There was only one way to find out. He emerged from the protection of the tunnel. The pacing creature stopped. Giving off a horrifying shriek, it stumbled away from him. While remaining close. Close enough to snap at him if it needed to. Its head lowered. A form of grating growl escaped its jaws. The glowing eyes seemed to darken.
Was it mad? He looked behind him. Then down at the breastplate. His brows furrowed. Perhaps there was a reason the piece’s owner died in a cavern. Away from the monsters. Did they not like the soft glow? He stepped forward, toward the beast. It lurched back. Gnashed its fangs. The spiked tail swayed back and forth angrily. He surveyed the breastplate again. Continued on his path down the valley.
The monster stalked him at a small distance. Occassionally making noises of unfamiliar sound. It never laughed. He never looked back. The new addition of armor seemed to have power over it. Not that he wanted any control over the beast. There was at least an essance the monster hated. Did he tease it, now? He remained at a walking pace. His toes were sticky. As long as the maggots stayed out of his socks…. Shivers coursed through him.
A cracking sound made him stop and cringe. He glanced over his shoulder. The fiend snapped its jaws, repeating the sound. It echoed throughout the valley. Another gruesome crack. Chittering responded this time. Chittering of a thouand creatures. His eyes widened as he looked all around him. There was nothing to be seen except for the monster following him. How many were there? He swallowed and returned his gaze to the unseen destination.
What else did this valley of death have in store for him? Monsters worse than the one behind him? He couldn’t see the end of the valley. Didn’t know if there was an end. He just knew he had to reach it. Didn’t he already go over this at one point? He couldn’t remember. Surely, he was losing his mind. Movement caught his eyes as multiple mounds rose and sped through the bones.
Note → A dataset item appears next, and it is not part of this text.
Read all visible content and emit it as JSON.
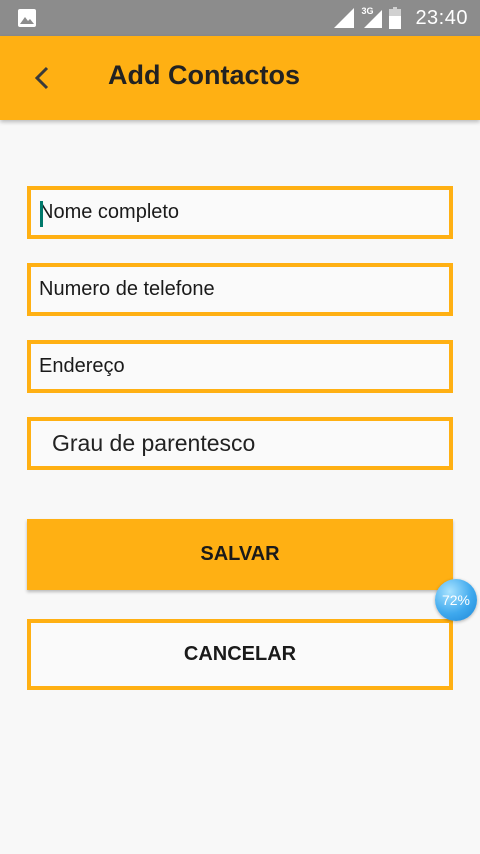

See? Who pictured things burrowing under the muck of the valley floor? They were like sharks moving under a water’s surface without breaching their fins. More cracking made him cover his ears. None of this could be reality. But how did he get back to his previous life? What even was his previous life? All he could remember was the valley. Waking up to this hellish atmosphere. He wanted to go back. But what did he have to go back to?
Shaking his head, he took a couple unsteady steps. He couldn’t falter now. He had to keep going, though he knew not where. Did it matter what his reality was? Certainly, anything was better than this. Nothing could be worse, right? He sucked in a breath of rancid air and straightened. Still, this situation unsettled him. The zooming mounds closed in on him. He broke into a run again. Not wanting to see what would finally surface. However, one particular mound possessed an unusual shine to it.
He chased it. Pursued it until he was close enough to dive. And he dove. The mound simply dispersed, bones clattering on themselves as they settled back to the muck. He scoured through the dismantled skeletons and thick blood. Did whatever creature take the shiny thing with it? He had to know what was there. Had to know if it was more armor or perhaps a weapon. Something. Anything other than bone and blood. Please let it be something helpful.
His fingers touched metal. Gasped when he pulled out a pair of armored boots. The joy of having new boots brought tears to his eyes. His shoes were so moist, he assumed they were washing off his feet. But first, he thrust his hand in them. Making sure they were empty. Thanking the mound for accidentally giving him dry armored boots, he hurridly swapped the old shoes with the new. Stood in them. Vibrations shook the ground. His heart beat fast. However, the shoes gave him certain readiness for what lied ahead.